As you would assume from the name, a nanocoating is an ultra-thin layer or nanocoating of no more than 1-100 nanometers that is applied to a variety of surfaces for a variety of reasons. At Tecan we use them in a variety of manufacturing processes but of course they serve many purposes across a whole gamut of industries, particularly in circuit board production. One example of a nanocoating’s use is if you want a certain part to be hydrophobic, multiple molecular layers applied via the nanocoating procedure can be sprayed on to achieve this. In this article we’ll be looking at how we use surface mount technology (SMT) stencils in our manufacturing process.
Nanocoating SMT stencils
The underside of solder paste stencils can be nanocoated at a thickness of ~5 nanometers to not only provide a non-stick surface but also:
- To reduce the number of cleaning cycles during this paste print process
- To improve the paste transfer efficacy for fine pitch apertures.
When to Use Nanocoating
There are three factors to consider before choosing to nanocoat a stencil:
- What is the smallest aperture and pitch on the stencil as well as its thickness?
- How many prints are you using the stencil for?

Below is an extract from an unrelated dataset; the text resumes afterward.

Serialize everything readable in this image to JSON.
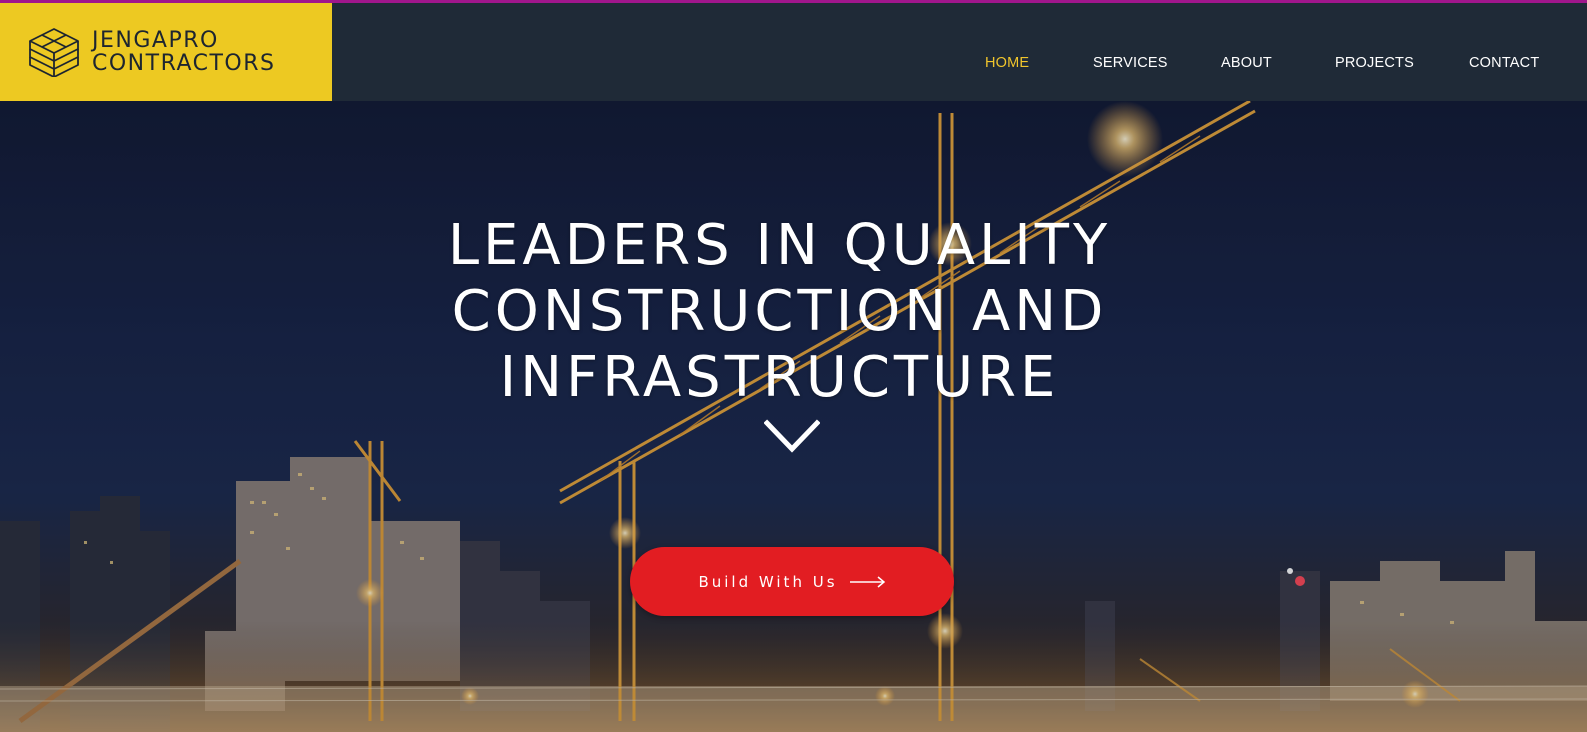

- What paste will you be using?
Answering the first question is simple when considering your needs: if it’s a large circuit board with large apertures, the nanocoating benefits are insignificant. It’s only when you require a dense image with fine pitches and small apertures that you’ll really see nanocoating shine. In terms of the number of prints nanocoating should be used for large volume runs, as we’ve already established, it reduces the frequency of cleaning cycles. Finally in terms of SMT stencils the denser the paste you are using, the greater the benefit of nanocoating.
Essentially because the flux is repelled from the aperture walls by nanocoating, there is a reduction in bridging which results in a better outcome. The images below shows the print definition improvements that can be attained with a nanocoated stencil, highlighting QFN and 0201 devices after ten prints with no wipe, all using the same board, same stencil design and the same print stroke.
The production process improves productivity quite simply by using a flux-resistant nanocoating which is applied to the underside of the stencil and stencil aperture walls can boost productivity and reduce costs for volume runs:
- There is less underwiping that’s required
- Much less downtime for paper changes
- There’s a lot less damage to stencil mountings in particular meshed stencils, from exposure to aggressive cleaning solvents
- All of the above benefits translate to lower paper and solvent consumption.
SMT Nanocoatings: Microshield and Nanoclear
At Tecan, we’ve found that Microshield and Nanoclear offer the best results for our specific needs. For our solder paste stencils we’ll apply Microshield as it forms a self-assembling monolayer that’s both hydrophobic and oleophobic which perfectly exemplifies the printing and cleaning benefits of nanocoating. It also doesn’t “cure” like a traditional polymer would but instead transforms the surface on contact. Nanoclear offers similar beneficial properties; as it’s a self-assembling monolayer phosphonate (SAMP) it behaves in a similar way to Microshield.
To extend the life of the nanocoatings there are a few ways to do so:
- Employ soft, non-abrasive understencil wiper paper
- Use a solvent wipe rather than a dry wipe – engineered solvents are best for lead-free no-clean pastes
- Apply pH neutral cleaners
- Reduce understencil wipe frequency (you’ll do this less anyway as a result of applying the nanocoating).